How many Mozarts, Heaneys and Shakespeares have been lost to us through deliberately engineered poverty?
These people, through their circumstances were never afforded the opportunity to;
‘…wade through slaughter to a throne,
And shut the gate of mercy on mankind…’
Ambition, Gray is saying affords no mercy and believes slaughter to be a legitimate tool if its objectives are to be achieved.
Yet, away from all this;
‘…far from the madding crowd’s ignoble strife…
…they kept the noiseless tenor of their way…’
As an aside here, you might remember one of Hardy’s most memorable novels was called ‘Far from the Madding Crowd’ and that one of Ridley Scott’s early movies was ‘Paths of Glory’, all nicked from Thomas Gray.
In the end, even the most obscure people are remembered. Rough calvary’s are constructed and the unlearned peasant knows precisely how to do homage. There is no difference whatever between the death of a king and that of a penniless peasant. Only idiots make a distinction. Nobody wants to die and everybody wants to die surrounded by friends,
‘…on some fond breast the parting soul relies.
Some pious drops the closing eye requires…’ (Extreme Unction perhaps?…)
Gray quietly observes that none of us, not one of us would be here were it not for the poor.
Since time began a level of society has existed to provide the rest of us with time to think, for ambitious ideas… and poetry.
Then Gray rounds the poem off by having some ‘hoary headed swain’ observe that although he has seen Gray many times about the place, walking in the early morn, or sitting and ranting on to himself under a tree, he has not seen him of late about his usual haunts.

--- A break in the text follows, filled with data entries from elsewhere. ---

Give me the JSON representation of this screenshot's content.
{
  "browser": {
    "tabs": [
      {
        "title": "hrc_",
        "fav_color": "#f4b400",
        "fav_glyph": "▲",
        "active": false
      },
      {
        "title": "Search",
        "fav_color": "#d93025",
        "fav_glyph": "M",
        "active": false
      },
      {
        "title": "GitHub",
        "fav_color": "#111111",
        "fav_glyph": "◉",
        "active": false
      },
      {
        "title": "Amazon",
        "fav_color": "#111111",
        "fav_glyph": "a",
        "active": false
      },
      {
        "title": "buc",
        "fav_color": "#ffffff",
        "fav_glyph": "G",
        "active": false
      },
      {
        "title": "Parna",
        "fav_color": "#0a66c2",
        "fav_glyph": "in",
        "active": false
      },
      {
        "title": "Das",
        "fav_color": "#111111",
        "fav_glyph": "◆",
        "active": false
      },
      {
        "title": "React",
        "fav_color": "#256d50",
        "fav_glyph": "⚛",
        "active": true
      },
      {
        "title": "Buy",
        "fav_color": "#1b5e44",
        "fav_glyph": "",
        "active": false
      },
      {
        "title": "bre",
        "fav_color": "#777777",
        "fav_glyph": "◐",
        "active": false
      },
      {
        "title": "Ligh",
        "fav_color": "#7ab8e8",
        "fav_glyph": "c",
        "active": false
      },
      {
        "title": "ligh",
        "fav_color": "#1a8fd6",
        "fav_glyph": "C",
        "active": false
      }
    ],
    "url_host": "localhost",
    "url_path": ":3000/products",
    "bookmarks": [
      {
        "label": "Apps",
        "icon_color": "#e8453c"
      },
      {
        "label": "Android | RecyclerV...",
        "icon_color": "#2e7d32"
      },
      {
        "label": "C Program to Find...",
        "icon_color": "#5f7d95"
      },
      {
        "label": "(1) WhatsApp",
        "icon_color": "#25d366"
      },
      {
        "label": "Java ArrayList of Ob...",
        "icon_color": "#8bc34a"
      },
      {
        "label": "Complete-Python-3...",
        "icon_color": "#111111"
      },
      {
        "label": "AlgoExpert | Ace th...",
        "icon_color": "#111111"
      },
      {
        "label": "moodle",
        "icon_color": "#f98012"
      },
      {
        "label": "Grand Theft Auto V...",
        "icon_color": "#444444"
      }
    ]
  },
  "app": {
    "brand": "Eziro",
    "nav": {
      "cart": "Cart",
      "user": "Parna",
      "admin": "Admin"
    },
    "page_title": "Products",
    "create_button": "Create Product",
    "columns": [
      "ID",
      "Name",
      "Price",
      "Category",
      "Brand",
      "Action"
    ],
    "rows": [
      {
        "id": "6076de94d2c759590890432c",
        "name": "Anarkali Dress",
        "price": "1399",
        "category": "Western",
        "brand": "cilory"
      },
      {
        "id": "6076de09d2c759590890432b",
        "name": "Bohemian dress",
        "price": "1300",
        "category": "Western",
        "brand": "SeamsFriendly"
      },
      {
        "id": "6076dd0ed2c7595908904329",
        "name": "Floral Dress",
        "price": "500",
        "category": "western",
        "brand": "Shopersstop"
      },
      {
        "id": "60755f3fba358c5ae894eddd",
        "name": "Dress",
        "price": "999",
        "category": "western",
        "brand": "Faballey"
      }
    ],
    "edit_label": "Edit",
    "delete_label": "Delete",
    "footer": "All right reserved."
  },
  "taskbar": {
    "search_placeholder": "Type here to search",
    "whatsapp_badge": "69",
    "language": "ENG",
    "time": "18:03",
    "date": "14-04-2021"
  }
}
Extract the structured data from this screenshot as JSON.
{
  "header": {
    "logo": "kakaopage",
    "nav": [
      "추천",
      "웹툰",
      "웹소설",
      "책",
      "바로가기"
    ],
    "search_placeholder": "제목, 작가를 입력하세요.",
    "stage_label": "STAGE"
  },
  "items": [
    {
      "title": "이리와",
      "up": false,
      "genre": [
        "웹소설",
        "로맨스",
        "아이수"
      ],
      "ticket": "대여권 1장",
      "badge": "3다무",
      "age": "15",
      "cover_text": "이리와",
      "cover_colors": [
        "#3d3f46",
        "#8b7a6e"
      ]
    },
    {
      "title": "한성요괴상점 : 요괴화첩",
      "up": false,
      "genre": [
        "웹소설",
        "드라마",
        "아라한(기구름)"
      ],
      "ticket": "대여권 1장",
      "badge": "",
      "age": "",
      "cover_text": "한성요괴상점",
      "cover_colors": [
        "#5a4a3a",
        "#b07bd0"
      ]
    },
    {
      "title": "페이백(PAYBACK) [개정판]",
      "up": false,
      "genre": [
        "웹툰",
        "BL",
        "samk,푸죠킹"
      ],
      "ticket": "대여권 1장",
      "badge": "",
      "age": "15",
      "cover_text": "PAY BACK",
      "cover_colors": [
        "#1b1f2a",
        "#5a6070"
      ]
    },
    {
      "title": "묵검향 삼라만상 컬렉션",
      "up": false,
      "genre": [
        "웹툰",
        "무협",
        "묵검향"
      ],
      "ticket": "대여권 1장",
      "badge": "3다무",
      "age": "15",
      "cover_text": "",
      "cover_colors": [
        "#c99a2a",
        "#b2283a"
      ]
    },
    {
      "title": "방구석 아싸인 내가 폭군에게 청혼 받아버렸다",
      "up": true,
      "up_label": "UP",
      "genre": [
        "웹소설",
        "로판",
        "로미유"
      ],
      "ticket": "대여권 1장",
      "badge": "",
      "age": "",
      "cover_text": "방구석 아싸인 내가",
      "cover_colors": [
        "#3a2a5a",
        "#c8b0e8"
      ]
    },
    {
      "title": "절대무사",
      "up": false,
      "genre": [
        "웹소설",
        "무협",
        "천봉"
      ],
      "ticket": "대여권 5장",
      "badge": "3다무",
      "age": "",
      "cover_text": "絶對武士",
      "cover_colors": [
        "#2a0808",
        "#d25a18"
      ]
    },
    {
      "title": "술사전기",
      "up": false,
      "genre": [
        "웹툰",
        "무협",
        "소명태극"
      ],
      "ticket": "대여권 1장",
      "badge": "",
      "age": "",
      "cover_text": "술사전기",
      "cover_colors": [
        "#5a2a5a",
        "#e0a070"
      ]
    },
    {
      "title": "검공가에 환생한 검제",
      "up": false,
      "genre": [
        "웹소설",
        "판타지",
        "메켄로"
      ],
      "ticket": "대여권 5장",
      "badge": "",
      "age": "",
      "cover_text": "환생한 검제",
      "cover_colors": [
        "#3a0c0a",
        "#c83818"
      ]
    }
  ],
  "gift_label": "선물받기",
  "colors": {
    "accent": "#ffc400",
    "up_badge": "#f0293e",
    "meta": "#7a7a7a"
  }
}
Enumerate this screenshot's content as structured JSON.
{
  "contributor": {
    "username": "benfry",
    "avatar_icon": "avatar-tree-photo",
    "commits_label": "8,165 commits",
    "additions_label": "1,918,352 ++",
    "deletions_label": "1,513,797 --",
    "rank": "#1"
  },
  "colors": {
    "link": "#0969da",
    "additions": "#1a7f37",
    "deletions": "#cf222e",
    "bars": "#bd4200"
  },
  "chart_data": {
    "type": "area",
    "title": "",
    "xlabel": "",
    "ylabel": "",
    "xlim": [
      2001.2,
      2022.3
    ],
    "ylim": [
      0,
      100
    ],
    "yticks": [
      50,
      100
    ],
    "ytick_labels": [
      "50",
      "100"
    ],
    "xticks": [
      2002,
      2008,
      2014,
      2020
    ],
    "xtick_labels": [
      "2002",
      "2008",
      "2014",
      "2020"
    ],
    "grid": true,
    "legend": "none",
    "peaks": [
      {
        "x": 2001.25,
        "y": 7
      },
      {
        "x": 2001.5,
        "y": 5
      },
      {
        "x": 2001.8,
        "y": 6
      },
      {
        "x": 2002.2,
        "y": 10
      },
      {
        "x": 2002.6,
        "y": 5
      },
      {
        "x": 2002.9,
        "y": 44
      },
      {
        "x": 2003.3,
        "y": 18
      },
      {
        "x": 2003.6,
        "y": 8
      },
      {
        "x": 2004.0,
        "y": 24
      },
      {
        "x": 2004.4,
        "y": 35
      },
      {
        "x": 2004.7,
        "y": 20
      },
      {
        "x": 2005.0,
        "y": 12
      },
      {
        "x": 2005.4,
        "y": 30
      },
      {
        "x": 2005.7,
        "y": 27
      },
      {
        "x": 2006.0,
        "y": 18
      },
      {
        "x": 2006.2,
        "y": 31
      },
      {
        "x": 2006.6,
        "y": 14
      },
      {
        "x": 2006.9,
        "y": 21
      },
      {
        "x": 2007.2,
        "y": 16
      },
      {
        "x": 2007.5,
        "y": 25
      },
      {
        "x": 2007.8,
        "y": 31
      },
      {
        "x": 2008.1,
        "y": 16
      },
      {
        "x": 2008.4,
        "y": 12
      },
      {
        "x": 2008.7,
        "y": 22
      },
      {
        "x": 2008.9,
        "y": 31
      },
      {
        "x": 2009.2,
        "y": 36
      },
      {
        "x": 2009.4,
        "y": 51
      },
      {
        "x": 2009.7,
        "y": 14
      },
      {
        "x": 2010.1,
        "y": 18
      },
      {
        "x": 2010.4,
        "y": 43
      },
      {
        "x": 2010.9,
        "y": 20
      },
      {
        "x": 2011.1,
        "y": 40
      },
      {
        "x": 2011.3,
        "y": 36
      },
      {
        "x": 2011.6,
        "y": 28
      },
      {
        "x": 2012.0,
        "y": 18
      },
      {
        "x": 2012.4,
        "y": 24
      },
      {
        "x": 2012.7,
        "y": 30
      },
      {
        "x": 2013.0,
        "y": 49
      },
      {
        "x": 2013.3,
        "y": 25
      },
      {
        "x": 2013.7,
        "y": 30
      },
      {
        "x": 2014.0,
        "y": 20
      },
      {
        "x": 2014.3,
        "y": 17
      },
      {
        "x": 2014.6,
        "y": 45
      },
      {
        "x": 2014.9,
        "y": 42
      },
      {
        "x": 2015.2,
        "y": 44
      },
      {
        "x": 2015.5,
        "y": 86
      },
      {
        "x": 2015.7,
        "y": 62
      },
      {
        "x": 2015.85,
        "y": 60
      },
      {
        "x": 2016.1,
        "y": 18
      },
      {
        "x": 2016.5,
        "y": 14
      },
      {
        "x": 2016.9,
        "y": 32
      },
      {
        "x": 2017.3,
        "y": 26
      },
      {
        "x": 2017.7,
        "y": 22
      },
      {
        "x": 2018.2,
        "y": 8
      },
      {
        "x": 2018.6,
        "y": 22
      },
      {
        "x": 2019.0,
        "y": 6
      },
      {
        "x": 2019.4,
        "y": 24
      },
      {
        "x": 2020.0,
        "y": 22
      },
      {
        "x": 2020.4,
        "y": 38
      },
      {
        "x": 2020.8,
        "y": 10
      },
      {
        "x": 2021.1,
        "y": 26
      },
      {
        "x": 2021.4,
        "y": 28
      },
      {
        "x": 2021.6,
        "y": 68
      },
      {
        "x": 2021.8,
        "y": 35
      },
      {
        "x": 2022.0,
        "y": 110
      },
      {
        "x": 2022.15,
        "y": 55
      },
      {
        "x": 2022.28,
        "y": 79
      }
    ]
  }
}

Like everybody else, Gray knows Gray will die and, conveniently, before this happens, he provides his own epitaph.
The Epitaph generally says he wasn’t a bad chap, taken for all and all.
He was in fact, quite a bit more than that.
Gray’s poetry caused a sensation at the time and quite changed how poetry was written.
We shall not look upon his like again.